**ASSIGNMENT**
All lines below containing the string "content" are to be copied.

**Stored dataset items**
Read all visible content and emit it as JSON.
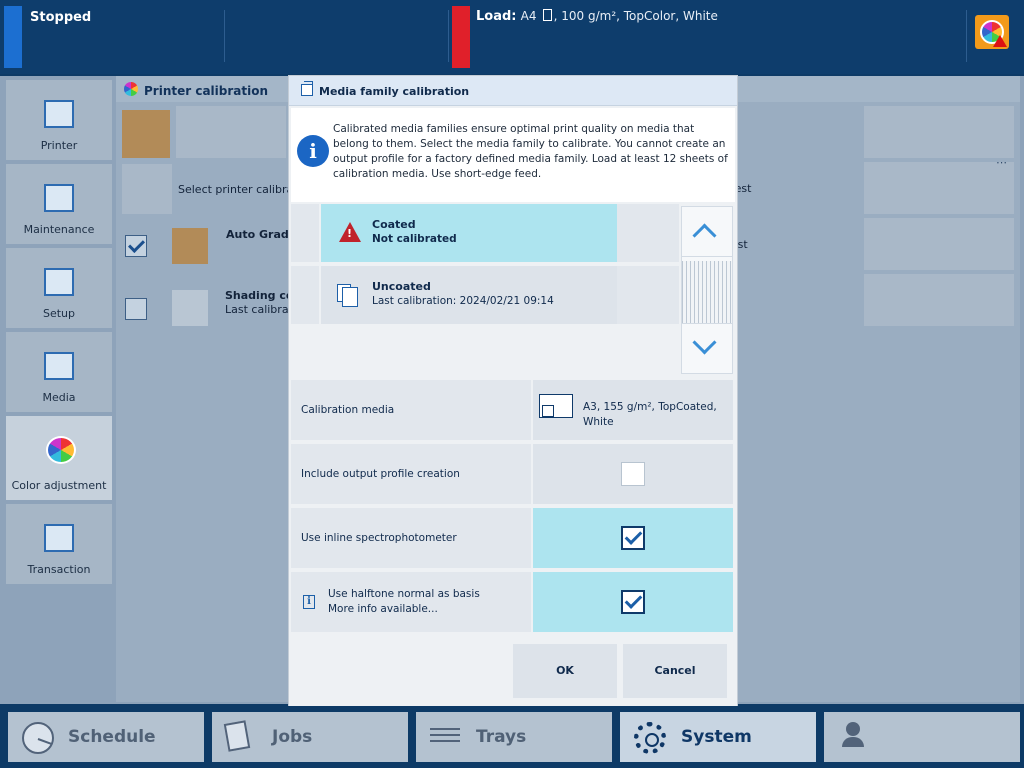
{
  "topbar": {
    "status": "Stopped",
    "load_label": "Load:",
    "load_size": "A4",
    "load_media": ", 100 g/m², TopColor, White",
    "alert_icon": "color-wheel-warning-icon"
  },
  "sidebar": {
    "items": [
      {
        "label": "Printer",
        "icon": "printer-icon"
      },
      {
        "label": "Maintenance",
        "icon": "maintenance-icon"
      },
      {
        "label": "Setup",
        "icon": "setup-icon"
      },
      {
        "label": "Media",
        "icon": "media-icon"
      },
      {
        "label": "Color adjustment",
        "icon": "color-wheel-icon",
        "active": true
      },
      {
        "label": "Transaction",
        "icon": "transaction-icon"
      }
    ]
  },
  "background": {
    "header": "Printer calibration",
    "select_text": "Select printer calibratio",
    "auto_text": "Auto Grada",
    "shading_title": "Shading co",
    "shading_sub": "Last calibratio",
    "right1": "e test",
    "right2": "l test",
    "ellipsis": "⋯"
  },
  "dialog": {
    "title": "Media family calibration",
    "info": "Calibrated media families ensure optimal print quality on media that belong to them. Select the media family to calibrate. You cannot create an output profile for a factory defined media family. Load at least 12 sheets of calibration media. Use short-edge feed.",
    "families": [
      {
        "name": "Coated",
        "status": "Not calibrated",
        "selected": true
      },
      {
        "name": "Uncoated",
        "status": "Last calibration: 2024/02/21 09:14",
        "selected": false
      }
    ],
    "settings": {
      "calibration_media_label": "Calibration media",
      "calibration_media_value": "A3, 155 g/m², TopCoated, White",
      "output_profile_label": "Include output profile creation",
      "output_profile_checked": false,
      "inline_spectro_label": "Use inline spectrophotometer",
      "inline_spectro_checked": true,
      "halftone_label": "Use halftone normal as basis",
      "halftone_more": "More info available...",
      "halftone_checked": true
    },
    "ok": "OK",
    "cancel": "Cancel"
  },
  "bottom_nav": {
    "tabs": [
      {
        "label": "Schedule",
        "icon": "clock-icon"
      },
      {
        "label": "Jobs",
        "icon": "jobs-icon"
      },
      {
        "label": "Trays",
        "icon": "trays-icon"
      },
      {
        "label": "System",
        "icon": "gear-icon",
        "active": true
      },
      {
        "label": "",
        "icon": "user-key-icon"
      }
    ]
  },
  "colors": {
    "top_bar": "#0e3d6c",
    "selected": "#ade4ef",
    "accent": "#1b66c4",
    "stop_indicator": "#1c6fd1",
    "load_indicator": "#e0202a"
  }
}
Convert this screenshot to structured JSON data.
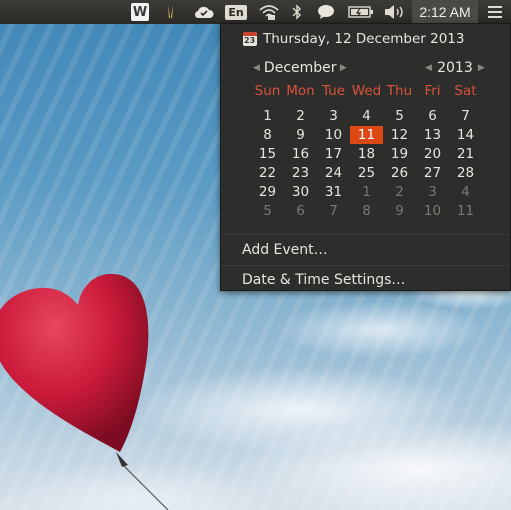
{
  "panel": {
    "icons": [
      "writer-icon",
      "pencil-icon",
      "cloud-icon",
      "keyboard-icon",
      "wifi-icon",
      "bluetooth-icon",
      "chat-icon",
      "battery-icon",
      "volume-icon",
      "menu-icon"
    ],
    "keyboard_label": "En",
    "writer_label": "W",
    "clock": "2:12 AM"
  },
  "calendar": {
    "date_line": "Thursday, 12 December 2013",
    "cal_icon_text": "23",
    "month": "December",
    "year": "2013",
    "weekdays": [
      "Sun",
      "Mon",
      "Tue",
      "Wed",
      "Thu",
      "Fri",
      "Sat"
    ],
    "weeks": [
      [
        "1",
        "2",
        "3",
        "4",
        "5",
        "6",
        "7"
      ],
      [
        "8",
        "9",
        "10",
        "11",
        "12",
        "13",
        "14"
      ],
      [
        "15",
        "16",
        "17",
        "18",
        "19",
        "20",
        "21"
      ],
      [
        "22",
        "23",
        "24",
        "25",
        "26",
        "27",
        "28"
      ],
      [
        "29",
        "30",
        "31",
        "1",
        "2",
        "3",
        "4"
      ],
      [
        "5",
        "6",
        "7",
        "8",
        "9",
        "10",
        "11"
      ]
    ],
    "today": "11",
    "accent_color": "#dd4814",
    "weekday_color": "#d9533a"
  },
  "menu": {
    "add_event": "Add Event…",
    "settings": "Date & Time Settings…"
  }
}
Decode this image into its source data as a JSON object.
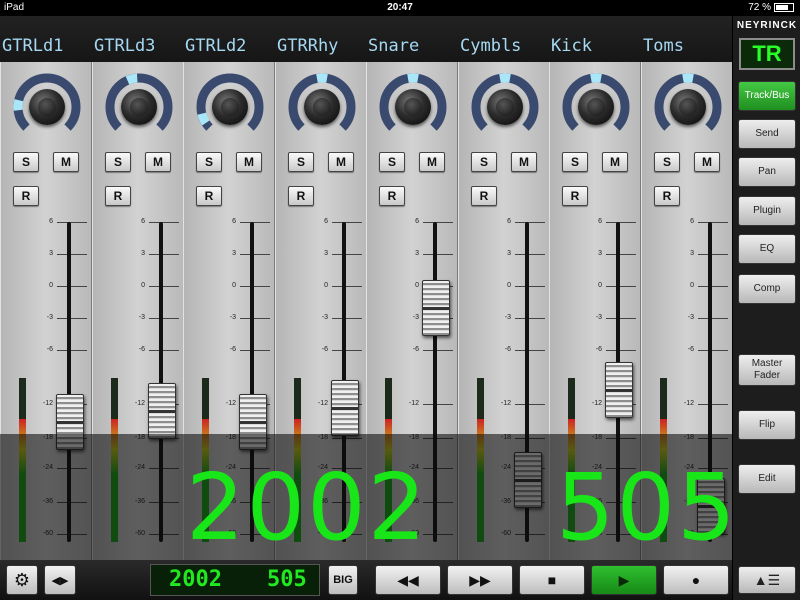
{
  "status": {
    "device": "iPad",
    "time": "20:47",
    "battery": "72 %"
  },
  "brand": "NEYRINCK",
  "mode_badge": "TR",
  "channels": [
    {
      "name": "GTRLd1",
      "fader": 0.32,
      "knob": 0.18,
      "meter": 0.75
    },
    {
      "name": "GTRLd3",
      "fader": 0.36,
      "knob": 0.45,
      "meter": 0.75
    },
    {
      "name": "GTRLd2",
      "fader": 0.32,
      "knob": 0.08,
      "meter": 0.75
    },
    {
      "name": "GTRRhy",
      "fader": 0.37,
      "knob": 0.5,
      "meter": 0.75
    },
    {
      "name": "Snare",
      "fader": 0.75,
      "knob": 0.5,
      "meter": 0.75
    },
    {
      "name": "Cymbls",
      "fader": 0.1,
      "knob": 0.5,
      "meter": 0.75
    },
    {
      "name": "Kick",
      "fader": 0.44,
      "knob": 0.5,
      "meter": 0.75
    },
    {
      "name": "Toms",
      "fader": 0.0,
      "knob": 0.5,
      "meter": 0.75
    }
  ],
  "strip_buttons": {
    "solo": "S",
    "mute": "M",
    "record": "R"
  },
  "scale": [
    "6",
    "3",
    "0",
    "-3",
    "-6",
    "-12",
    "-18",
    "-24",
    "-36",
    "-60"
  ],
  "big_counter": {
    "bars": "2002",
    "beats": "505"
  },
  "transport": {
    "counter_bars": "2002",
    "counter_beats": "505",
    "big_label": "BIG",
    "settings_icon": "gear-icon",
    "rewind_glyph": "◀◀",
    "ffwd_glyph": "▶▶",
    "stop_glyph": "■",
    "play_glyph": "▶",
    "record_glyph": "●",
    "nudge_glyph": "◀▶",
    "menu_glyph": "▲☰"
  },
  "side_buttons": [
    {
      "label": "Track/Bus",
      "active": true
    },
    {
      "label": "Send",
      "active": false
    },
    {
      "label": "Pan",
      "active": false
    },
    {
      "label": "Plugin",
      "active": false
    },
    {
      "label": "EQ",
      "active": false
    },
    {
      "label": "Comp",
      "active": false
    },
    {
      "label": "Master Fader",
      "active": false
    },
    {
      "label": "Flip",
      "active": false
    },
    {
      "label": "Edit",
      "active": false
    }
  ],
  "colors": {
    "accent_green": "#19e619",
    "name_text": "#a6d8f2",
    "knob_ring": "#3a4a6e",
    "knob_indicator": "#a8e6f8"
  }
}
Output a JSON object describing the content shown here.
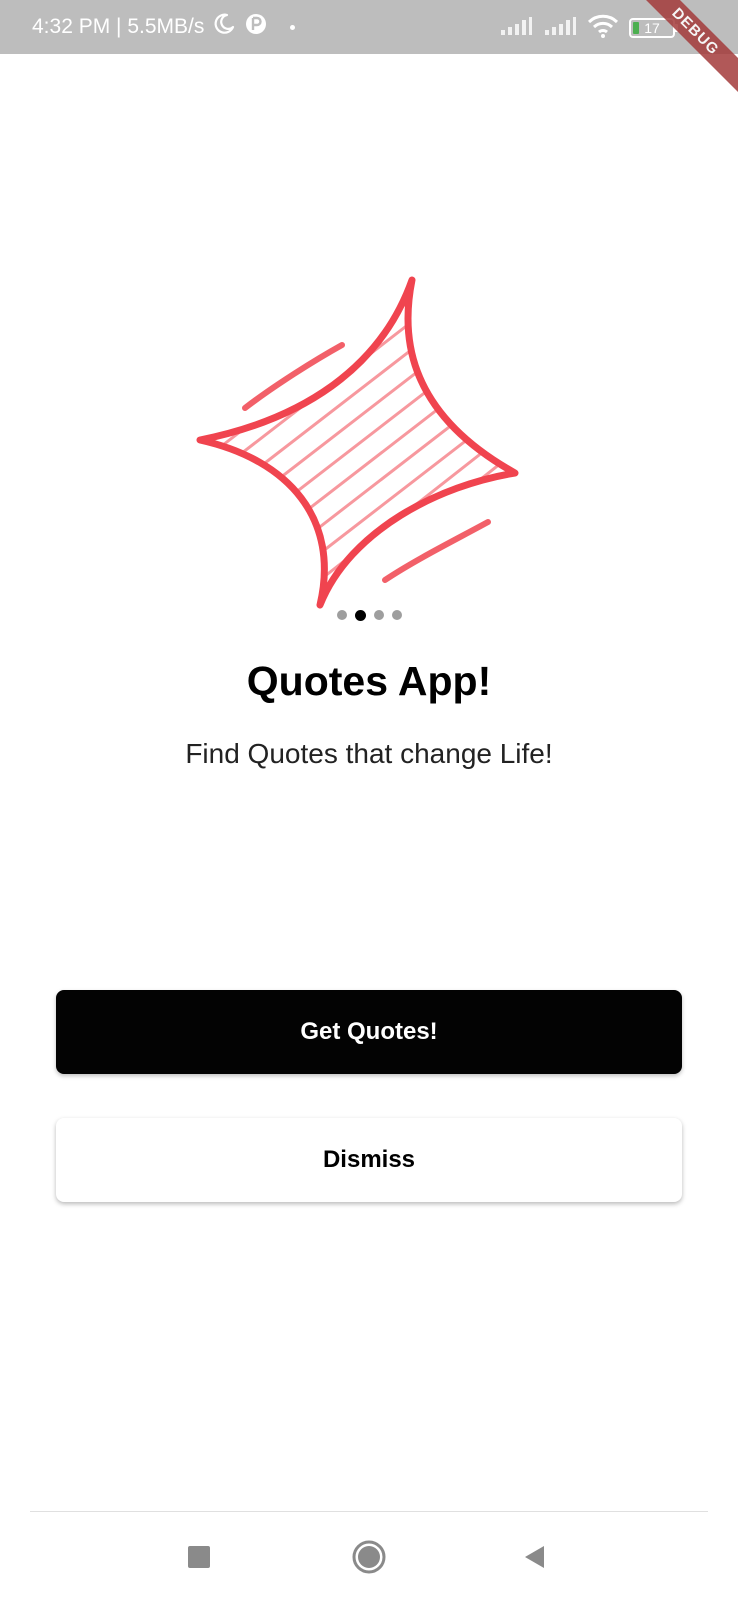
{
  "status_bar": {
    "time_speed": "4:32 PM | 5.5MB/s",
    "moon_icon": "moon-icon",
    "app_icon": "circle-p-icon",
    "battery_level": "17",
    "battery_percent": 17,
    "debug_label": "DEBUG"
  },
  "illustration": {
    "icon": "sparkle-star-icon",
    "color": "#f0444f"
  },
  "page_indicator": {
    "count": 4,
    "active_index": 1
  },
  "main": {
    "title": "Quotes App!",
    "subtitle": "Find Quotes that change Life!"
  },
  "buttons": {
    "primary_label": "Get Quotes!",
    "secondary_label": "Dismiss"
  },
  "nav": {
    "recent_icon": "square-recent-apps-icon",
    "home_icon": "circle-home-icon",
    "back_icon": "triangle-back-icon"
  },
  "colors": {
    "status_bar_bg": "#bdbdbd",
    "primary_button_bg": "#030303",
    "accent_red": "#f0444f",
    "debug_banner": "#a43b3b"
  }
}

**OUTPUT OF THE EXERCISE**
Read all visible content and emit it as JSON.
Output a JSON object describing the content shown here.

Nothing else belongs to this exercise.